    femto second?

    not really putting it into perspective.

    • (Score: 2) by xpda on Wednesday January 13 2016, @05:32PM

      by xpda (5991) on Wednesday January 13 2016, @05:32PM (#289137) Homepage

      The amount of gas flared in a femtosecond could theoretically power Africa for a femtosecond. Perspective is implied.

    • (Score: 3, Insightful) by RedGreen on Wednesday January 13 2016, @05:41PM

      by RedGreen (888) on Wednesday January 13 2016, @05:41PM (#289145)

      I would think a year as that is the time frame they talk about. But I agree it is sorely lacking in specifics the W5 as the TV show is called around here.
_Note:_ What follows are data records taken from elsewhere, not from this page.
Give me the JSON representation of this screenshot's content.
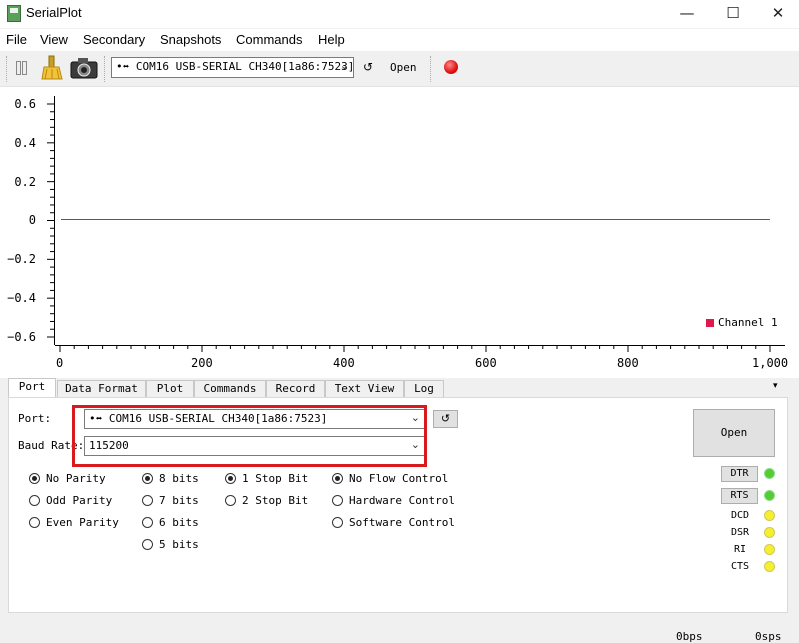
{
  "window": {
    "title": "SerialPlot"
  },
  "menu": [
    "File",
    "View",
    "Secondary",
    "Snapshots",
    "Commands",
    "Help"
  ],
  "toolbar": {
    "port_combo": "•⬌ COM16 USB-SERIAL CH340[1a86:7523]",
    "refresh": "↺",
    "open_label": "Open"
  },
  "plot": {
    "y_ticks": [
      "0.6",
      "0.4",
      "0.2",
      "0",
      "−0.2",
      "−0.4",
      "−0.6"
    ],
    "x_ticks": [
      "0",
      "200",
      "400",
      "600",
      "800",
      "1,000"
    ],
    "legend": "Channel 1",
    "series_color": "#e0194c"
  },
  "tabs": [
    "Port",
    "Data Format",
    "Plot",
    "Commands",
    "Record",
    "Text View",
    "Log"
  ],
  "tabs_more": "▾",
  "port_tab": {
    "port_label": "Port:",
    "port_value": "•⬌ COM16 USB-SERIAL CH340[1a86:7523]",
    "refresh": "↺",
    "baud_label": "Baud Rate:",
    "baud_value": "115200",
    "open_button": "Open",
    "parity": {
      "options": [
        "No Parity",
        "Odd Parity",
        "Even Parity"
      ],
      "selected": "No Parity"
    },
    "data_bits": {
      "options": [
        "8 bits",
        "7 bits",
        "6 bits",
        "5 bits"
      ],
      "selected": "8 bits"
    },
    "stop_bits": {
      "options": [
        "1 Stop Bit",
        "2 Stop Bit"
      ],
      "selected": "1 Stop Bit"
    },
    "flow": {
      "options": [
        "No Flow Control",
        "Hardware Control",
        "Software Control"
      ],
      "selected": "No Flow Control"
    },
    "pins": {
      "dtr": "DTR",
      "rts": "RTS",
      "dcd": "DCD",
      "dsr": "DSR",
      "ri": "RI",
      "cts": "CTS"
    }
  },
  "status": {
    "left": "0bps",
    "right": "0sps"
  }
}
The who, what ,where, when and why of the story sorely lacking in most journalistic efforts these days.

      --
      "I modded down, down, down, and the flames went higher." -- Sven Olsen
      • (Score: 2) by Alfred on Wednesday January 13 2016, @06:17PM

        by Alfred (4006) on Wednesday January 13 2016, @06:17PM (#289167) Journal
        A year for a year is a fair comparison but no one flares for a year. (except the Arabs) Normally flaring happens hours at a time if it is really bad. Day to day flaring of an operating plant is probably not enough to power a city block.